Today, bank branches are keeping less cash for distribution, and anti-money laundering requires regular checks on withdrawals and the use of cash. Furthermore, Belgian financial federations, such as Febelfin, are actively promoting a cashless society.
This was the bind that Belgian citizen Arnold Declercq found himself in after he tried to withdraw €3,000 for an art auction. His bank only had €1,500 on hand, and promised he could collect the rest the week after. Upon requesting €3,000 instead, alarm bells started ringing at the bank.
Declercq had to explain what he needed the money for. “Apparently they didn’t think an art auction was a valid reason. I was then refused every cash withdrawal until further notice!” he tells VRT. “From now on, I was only allowed to request money if I could prove it with an invoice as proof.”
“It’s my money, so why can’t I withdraw it?” he wonders, as he changed banks after the incident.
Duty of vigilance
Febelbin Spokesperson Isabelle Marchand explains that banks have a duty of vigilance in the context of anti-money laundering legislation, meaning that a banker may ask what you intend to do with a large amount of cash.
“That information is intended for internal use and the bank respects the GDPR legislation,” says Marchand. “They simply check whether there is a risk that you will launder that money.”

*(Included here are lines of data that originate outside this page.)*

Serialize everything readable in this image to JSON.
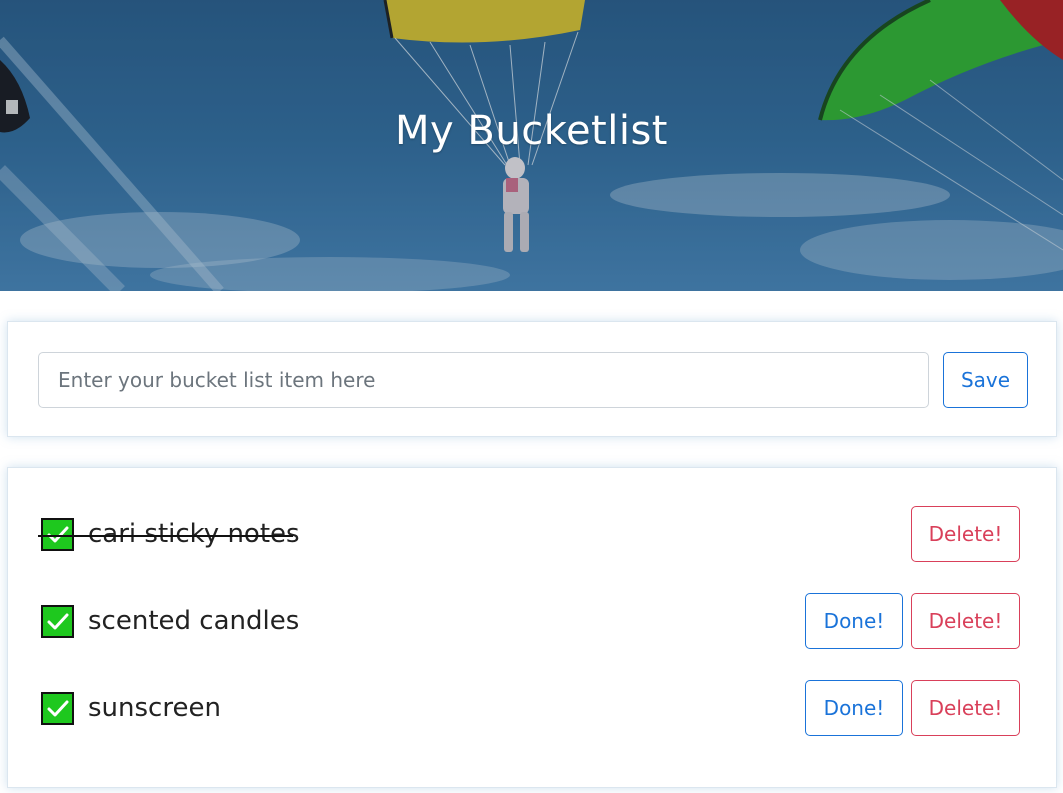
{
  "header": {
    "title": "My Bucketlist"
  },
  "form": {
    "placeholder": "Enter your bucket list item here",
    "value": "",
    "save_label": "Save"
  },
  "list": {
    "items": [
      {
        "text": "cari sticky notes",
        "done": true,
        "done_label": "",
        "delete_label": "Delete!"
      },
      {
        "text": "scented candles",
        "done": false,
        "done_label": "Done!",
        "delete_label": "Delete!"
      },
      {
        "text": "sunscreen",
        "done": false,
        "done_label": "Done!",
        "delete_label": "Delete!"
      }
    ]
  },
  "icons": {
    "checkbox": "checkmark-icon"
  },
  "colors": {
    "primary": "#1a73d9",
    "danger": "#d9405a",
    "check_green": "#1ec81e",
    "hero_sky": "#2f6a9c"
  }
}
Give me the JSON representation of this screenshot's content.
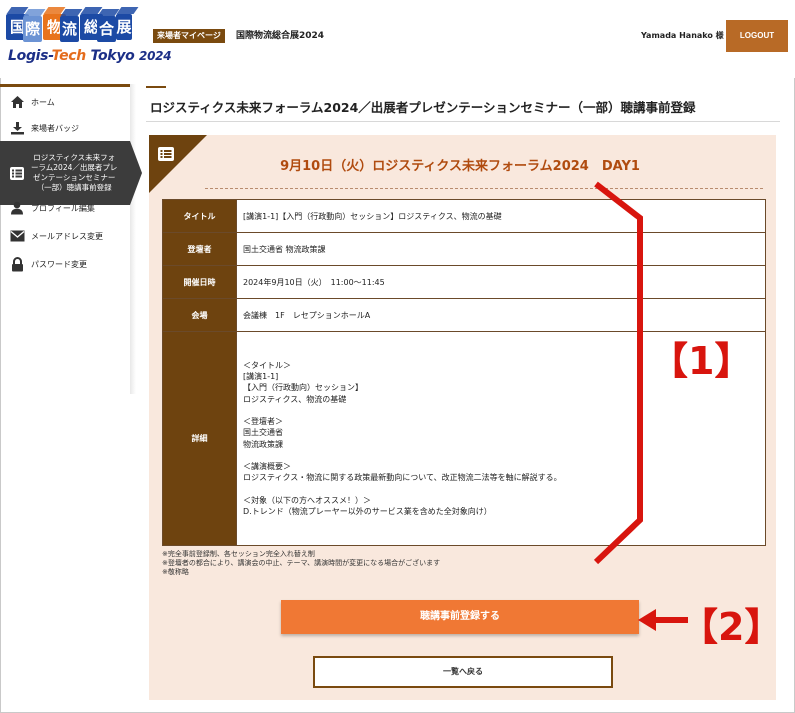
{
  "logo": {
    "chars": [
      "国",
      "際",
      "物",
      "流",
      "総",
      "合",
      "展"
    ],
    "sub_a": "Logis-",
    "sub_b": "Tech",
    "sub_c": " Tokyo ",
    "sub_year": "2024",
    "colors": [
      "#1c4aa5",
      "#6b93d4",
      "#e8731c",
      "#1c4aa5",
      "#1c4aa5",
      "#1c4aa5",
      "#1c4aa5"
    ]
  },
  "header": {
    "mypage_badge": "来場者マイページ",
    "event_name": "国際物流総合展2024",
    "user_name": "Yamada Hanako 様",
    "logout_label": "LOGOUT"
  },
  "sidebar": {
    "items": [
      {
        "label": "ホーム",
        "icon": "home-icon"
      },
      {
        "label": "来場者バッジ",
        "icon": "download-icon"
      },
      {
        "label": "ロジスティクス未来フォーラム2024／出展者プレゼンテーションセミナー（一部）聴講事前登録",
        "line1": "ロジスティクス未来フォ",
        "line2": "ーラム2024／出展者プレ",
        "line3": "ゼンテーションセミナー",
        "line4": "（一部）聴講事前登録",
        "icon": "list-icon"
      },
      {
        "label": "プロフィール編集",
        "icon": "user-icon"
      },
      {
        "label": "メールアドレス変更",
        "icon": "mail-icon"
      },
      {
        "label": "パスワード変更",
        "icon": "lock-icon"
      }
    ]
  },
  "main": {
    "page_title": "ロジスティクス未来フォーラム2024／出展者プレゼンテーションセミナー（一部）聴講事前登録",
    "day_title": "9月10日（火）ロジスティクス未来フォーラム2024　DAY1",
    "rows": [
      {
        "label": "タイトル",
        "value": "[講演1-1]【入門（行政動向）セッション】ロジスティクス、物流の基礎"
      },
      {
        "label": "登壇者",
        "value": "国土交通省 物流政策課"
      },
      {
        "label": "開催日時",
        "value": "2024年9月10日（火）　11:00〜11:45"
      },
      {
        "label": "会場",
        "value": "会議棟　1F　レセプションホールA"
      }
    ],
    "detail_label": "詳細",
    "detail": {
      "t_head": "＜タイトル＞",
      "t1": "[講演1-1]",
      "t2": "【入門（行政動向）セッション】",
      "t3": "ロジスティクス、物流の基礎",
      "s_head": "＜登壇者＞",
      "s1": "国土交通省",
      "s2": "物流政策課",
      "o_head": "＜講演概要＞",
      "o1": "ロジスティクス・物流に関する政策最新動向について、改正物流二法等を軸に解説する。",
      "a_head": "＜対象（以下の方へオススメ！）＞",
      "a1": "D.トレンド（物流プレーヤー以外のサービス業を含めた全対象向け）"
    },
    "notes": [
      "※完全事前登録制、各セッション完全入れ替え制",
      "※登壇者の都合により、講演会の中止、テーマ、講演時間が変更になる場合がございます",
      "※敬称略"
    ],
    "register_label": "聴講事前登録する",
    "back_label": "一覧へ戻る"
  },
  "annotations": {
    "label1": "【1】",
    "label2": "【2】",
    "color": "#d8150e"
  }
}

If there is a suspicion of money laundering, the bank must report this to the Financial Information Unit. “They will look at the file and pass it on to the public prosecutor if necessary,” says Marchand.
In addition, there are daily or weekly limits for withdrawals from the machines, which you can temporarily increase them at most banks. “But very large sums of cash must always be requested and approved.”
Banks determine how to fulfil this duty of vigilance themselves. “Each case is individually assessed by the bank based on the amount, how often you withdraw money and your customer profile,” Marchand explains. “Banks are allowed to ask you questions about this, but they certainly don’t always do that.”
“The limits can vary: at one bank a red lamp lights up when you request €3,000, at another only from a higher amount. Even those who receive a large amount into their account, often have to let their bank know where that money comes from.”
It is clear: if a lot of cash is involved, a transaction is automatically suspicious for the government. “And you can also ask yourself whether it is necessary to pay large amounts in cash,” says Febelfin.
Better ways to pay
Belgian law states that a trader may accept a maximum of €3,000 in cash, but between private individuals there is no limitation for a cash payment. You can sell your car to another private individual for €20,000 without issues. “If you can prove to your bank what that money is for, you will normally get such a large sum without any problems,” says Marchand.
However, she says there are better ways to arrange large payments, such as a digital instant transfer. “The seller sees the money immediately appear in his account and no one has to walk down the street with such a large sum of money.”
From 1 July, all merchants are required to accept at least one digital payment method. “But which one they’ll accept is up to them.”
While cash remains a legal tender, the federation does promote a society with less cash. “Digital payment is safer and has other advantages. Because cash also has a certain cost,” said Marchand.